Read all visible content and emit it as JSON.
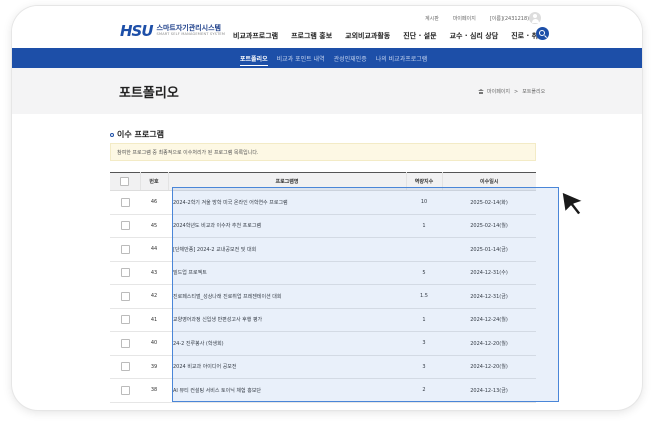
{
  "header": {
    "logo_mark": "HSU",
    "logo_title": "스마트자기관리시스템",
    "logo_subtitle": "SMART SELF MANAGEMENT SYSTEM",
    "util_links": [
      "계시판",
      "마이페이지"
    ],
    "user_label": "[이름](2431218)",
    "gnb": [
      "비교과프로그램",
      "프로그램 홍보",
      "교외비교과활동",
      "진단 · 설문",
      "교수 · 심리 상담",
      "진로 · 취업"
    ]
  },
  "subnav": {
    "items": [
      "포트폴리오",
      "비교과 포인트 내역",
      "관성인재인증",
      "나의 비교과프로그램"
    ],
    "active_index": 0
  },
  "page": {
    "title": "포트폴리오",
    "breadcrumb": [
      "마이페이지",
      "포트폴리오"
    ],
    "breadcrumb_sep": ">"
  },
  "section": {
    "title": "이수 프로그램",
    "notice": "참여한 프로그램 중 최종적으로 이수처리가 된 프로그램 목록입니다."
  },
  "table": {
    "headers": [
      "번호",
      "프로그램명",
      "역량지수",
      "이수일시"
    ],
    "rows": [
      {
        "no": "46",
        "name": "2024-2학기 겨울 방학 미국 온라인 어학연수 프로그램",
        "score": "10",
        "date": "2025-02-14(화)"
      },
      {
        "no": "45",
        "name": "2024학년도 비교과 이수자 추천 프로그램",
        "score": "1",
        "date": "2025-02-14(월)"
      },
      {
        "no": "44",
        "name": "[단체만종] 2024-2 교내공모전 및 대회",
        "score": "",
        "date": "2025-01-14(금)"
      },
      {
        "no": "43",
        "name": "빌드업 프로젝트",
        "score": "5",
        "date": "2024-12-31(수)"
      },
      {
        "no": "42",
        "name": "진로페스티벌_성상나래 진로취업 프레젠테이션 대회",
        "score": "1.5",
        "date": "2024-12-31(금)"
      },
      {
        "no": "41",
        "name": "교양영어과정 신입생 반편성고사 후행 평가",
        "score": "1",
        "date": "2024-12-24(월)"
      },
      {
        "no": "40",
        "name": "24-2 진루봉사 (학생회)",
        "score": "3",
        "date": "2024-12-20(월)"
      },
      {
        "no": "39",
        "name": "2024 비교과 아이디어 공모전",
        "score": "3",
        "date": "2024-12-20(월)"
      },
      {
        "no": "38",
        "name": "AI 뷰티 컨설팅 서비스 토이닉 체험 홍보단",
        "score": "2",
        "date": "2024-12-13(금)"
      }
    ]
  },
  "colors": {
    "brand": "#1d4fa8",
    "highlight": "#4a86d8",
    "notice_bg": "#fdf8e4"
  }
}
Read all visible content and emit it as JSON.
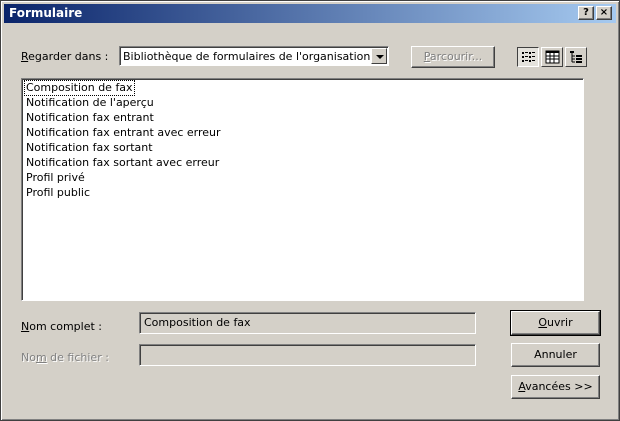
{
  "window": {
    "title": "Formulaire",
    "help_label": "?",
    "close_label": "×"
  },
  "lookin": {
    "label_pre": "",
    "label_access": "R",
    "label_post": "egarder dans :",
    "value": "Bibliothèque de formulaires de l'organisation",
    "browse_pre": "",
    "browse_access": "P",
    "browse_post": "arcourir..."
  },
  "view_buttons": [
    {
      "name": "list-view-icon",
      "pressed": true
    },
    {
      "name": "details-view-icon",
      "pressed": false
    },
    {
      "name": "properties-view-icon",
      "pressed": false
    }
  ],
  "forms": [
    "Composition de fax",
    "Notification de l'aperçu",
    "Notification fax entrant",
    "Notification fax entrant avec erreur",
    "Notification fax sortant",
    "Notification fax sortant avec erreur",
    "Profil privé",
    "Profil public"
  ],
  "selected_index": 0,
  "fullname": {
    "label_pre": "",
    "label_access": "N",
    "label_post": "om complet :",
    "value": "Composition de fax"
  },
  "filename": {
    "label_pre": "No",
    "label_access": "m",
    "label_post": " de fichier :",
    "value": ""
  },
  "buttons": {
    "open_pre": "",
    "open_access": "O",
    "open_post": "uvrir",
    "cancel": "Annuler",
    "advanced_pre": "",
    "advanced_access": "A",
    "advanced_post": "vancées >>"
  }
}
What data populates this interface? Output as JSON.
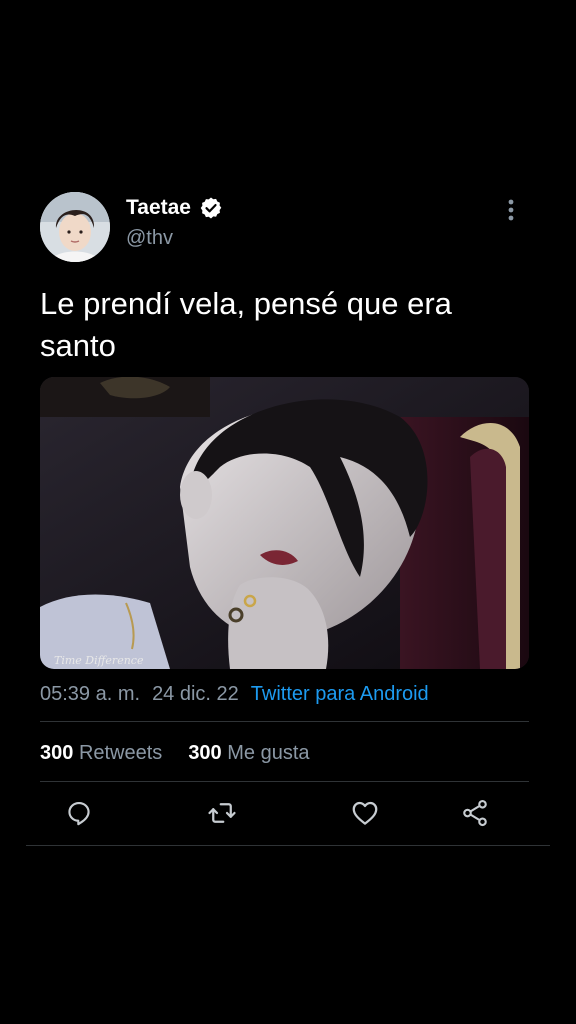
{
  "tweet": {
    "display_name": "Taetae",
    "handle": "@thv",
    "text": "Le prendí vela, pensé que era\nsanto",
    "media": {
      "watermark": "Time Difference"
    },
    "meta": {
      "time": "05:39 a. m.",
      "date": "24 dic. 22",
      "source": "Twitter para Android"
    },
    "stats": {
      "retweets_count": "300",
      "retweets_label": "Retweets",
      "likes_count": "300",
      "likes_label": "Me gusta"
    }
  },
  "icons": {
    "verified": "verified-badge-icon",
    "more": "more-vertical-icon",
    "reply": "reply-icon",
    "retweet": "retweet-icon",
    "like": "heart-icon",
    "share": "share-icon"
  },
  "colors": {
    "background": "#000000",
    "text_primary": "#ffffff",
    "text_secondary": "#8b98a5",
    "link": "#1d9bf0",
    "divider": "#2f3336"
  }
}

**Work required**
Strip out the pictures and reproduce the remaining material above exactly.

**Answer for the task**
Read all visible content and emit it as JSON.
{
  "header": {
    "logo_mark": "HSU",
    "logo_title": "스마트자기관리시스템",
    "logo_subtitle": "SMART SELF MANAGEMENT SYSTEM",
    "util_links": [
      "계시판",
      "마이페이지"
    ],
    "user_label": "[이름](2431218)",
    "gnb": [
      "비교과프로그램",
      "프로그램 홍보",
      "교외비교과활동",
      "진단 · 설문",
      "교수 · 심리 상담",
      "진로 · 취업"
    ]
  },
  "subnav": {
    "items": [
      "포트폴리오",
      "비교과 포인트 내역",
      "관성인재인증",
      "나의 비교과프로그램"
    ],
    "active_index": 0
  },
  "page": {
    "title": "포트폴리오",
    "breadcrumb": [
      "마이페이지",
      "포트폴리오"
    ],
    "breadcrumb_sep": ">"
  },
  "section": {
    "title": "이수 프로그램",
    "notice": "참여한 프로그램 중 최종적으로 이수처리가 된 프로그램 목록입니다."
  },
  "table": {
    "headers": [
      "번호",
      "프로그램명",
      "역량지수",
      "이수일시"
    ],
    "rows": [
      {
        "no": "46",
        "name": "2024-2학기 겨울 방학 미국 온라인 어학연수 프로그램",
        "score": "10",
        "date": "2025-02-14(화)"
      },
      {
        "no": "45",
        "name": "2024학년도 비교과 이수자 추천 프로그램",
        "score": "1",
        "date": "2025-02-14(월)"
      },
      {
        "no": "44",
        "name": "[단체만종] 2024-2 교내공모전 및 대회",
        "score": "",
        "date": "2025-01-14(금)"
      },
      {
        "no": "43",
        "name": "빌드업 프로젝트",
        "score": "5",
        "date": "2024-12-31(수)"
      },
      {
        "no": "42",
        "name": "진로페스티벌_성상나래 진로취업 프레젠테이션 대회",
        "score": "1.5",
        "date": "2024-12-31(금)"
      },
      {
        "no": "41",
        "name": "교양영어과정 신입생 반편성고사 후행 평가",
        "score": "1",
        "date": "2024-12-24(월)"
      },
      {
        "no": "40",
        "name": "24-2 진루봉사 (학생회)",
        "score": "3",
        "date": "2024-12-20(월)"
      },
      {
        "no": "39",
        "name": "2024 비교과 아이디어 공모전",
        "score": "3",
        "date": "2024-12-20(월)"
      },
      {
        "no": "38",
        "name": "AI 뷰티 컨설팅 서비스 토이닉 체험 홍보단",
        "score": "2",
        "date": "2024-12-13(금)"
      }
    ]
  },
  "colors": {
    "brand": "#1d4fa8",
    "highlight": "#4a86d8",
    "notice_bg": "#fdf8e4"
  }
}
Read all visible content and emit it as JSON.
{
  "window": {
    "title": "Formulaire",
    "help_label": "?",
    "close_label": "×"
  },
  "lookin": {
    "label_pre": "",
    "label_access": "R",
    "label_post": "egarder dans :",
    "value": "Bibliothèque de formulaires de l'organisation",
    "browse_pre": "",
    "browse_access": "P",
    "browse_post": "arcourir..."
  },
  "view_buttons": [
    {
      "name": "list-view-icon",
      "pressed": true
    },
    {
      "name": "details-view-icon",
      "pressed": false
    },
    {
      "name": "properties-view-icon",
      "pressed": false
    }
  ],
  "forms": [
    "Composition de fax",
    "Notification de l'aperçu",
    "Notification fax entrant",
    "Notification fax entrant avec erreur",
    "Notification fax sortant",
    "Notification fax sortant avec erreur",
    "Profil privé",
    "Profil public"
  ],
  "selected_index": 0,
  "fullname": {
    "label_pre": "",
    "label_access": "N",
    "label_post": "om complet :",
    "value": "Composition de fax"
  },
  "filename": {
    "label_pre": "No",
    "label_access": "m",
    "label_post": " de fichier :",
    "value": ""
  },
  "buttons": {
    "open_pre": "",
    "open_access": "O",
    "open_post": "uvrir",
    "cancel": "Annuler",
    "advanced_pre": "",
    "advanced_access": "A",
    "advanced_post": "vancées >>"
  }
}
What data populates this interface? Output as JSON.
{
  "tweet": {
    "display_name": "Taetae",
    "handle": "@thv",
    "text": "Le prendí vela, pensé que era\nsanto",
    "media": {
      "watermark": "Time Difference"
    },
    "meta": {
      "time": "05:39 a. m.",
      "date": "24 dic. 22",
      "source": "Twitter para Android"
    },
    "stats": {
      "retweets_count": "300",
      "retweets_label": "Retweets",
      "likes_count": "300",
      "likes_label": "Me gusta"
    }
  },
  "icons": {
    "verified": "verified-badge-icon",
    "more": "more-vertical-icon",
    "reply": "reply-icon",
    "retweet": "retweet-icon",
    "like": "heart-icon",
    "share": "share-icon"
  },
  "colors": {
    "background": "#000000",
    "text_primary": "#ffffff",
    "text_secondary": "#8b98a5",
    "link": "#1d9bf0",
    "divider": "#2f3336"
  }
}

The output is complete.